  3. Committee hearings I: Do we really need so many? If so, require that each hearing always has a majority of members in attendance for the hearing to continue.
  4. Committee hearings II: Congressional committees inundate the Executive Branch with requests that include massive amounts of compliance time. Have the Government Accountability Office or McKinsey & Company review whether these data requests have any value.
  5. Reduce Congressional staff: The U.S. Congress has the largest staff of any comparable legislature in the world. Everyone else has had to downsize, rightsize, and reinvent. Why can't the Congress?
  6. Modify the Senate filibuster rule: If majority rule is good enough for the House, why not the Senate?
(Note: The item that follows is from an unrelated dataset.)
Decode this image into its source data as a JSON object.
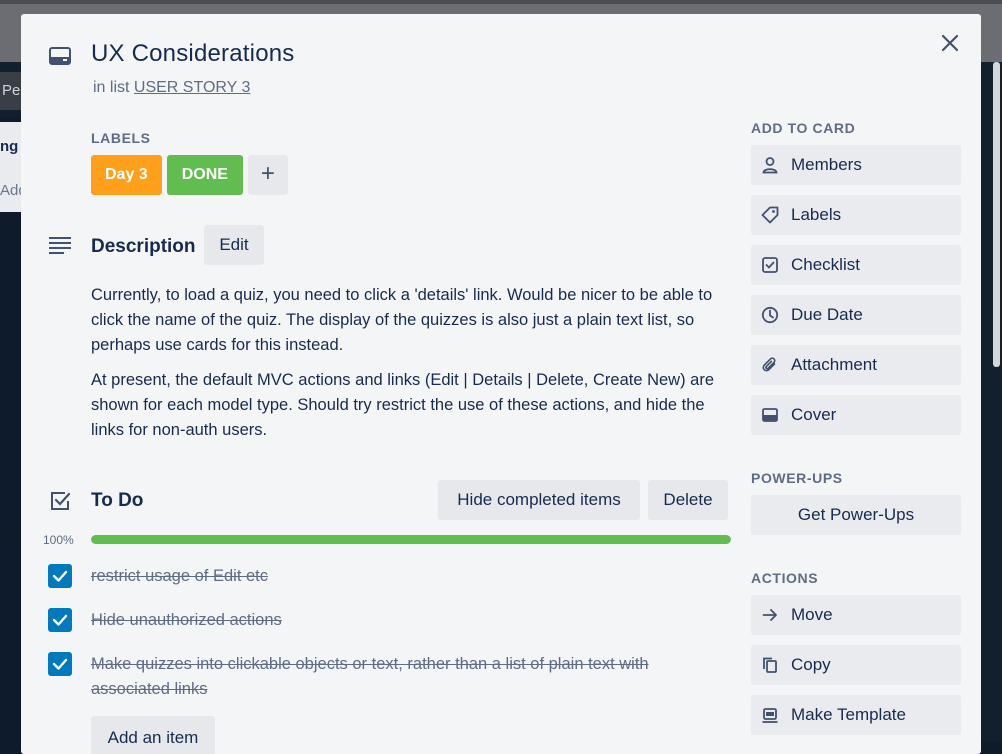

  7. Certify you've read and understand what you're voting on: Under the Sarbanes-Oxley legislation, CEOs and CFOs must certify that they have read their companies' quarterly earnings reports or face severe penalties. Members of Congress should certify before voting that they have read and understand the legislation on which they are about to vote. Bills might actually be shorter and written more clearly.

It's time for Americans to demand better from our Congress and for Congress to do its job. If not, then perhaps a strange bedfellows coalition of Tea Party and Occupy Wall Street/Washington activists -- armed with the strategies of "disruptive innovation" -- can help change our national direction.


Charles Kolb is the President of the Committee for Economic Development in Washington, D.C. He served in the first Bush White House from 1990-1992 as Deputy Assistant to the President for Domestic Policy. In August 2012 he will become President of the New York City-based French-American Foundation. The views in this article are solely the author's.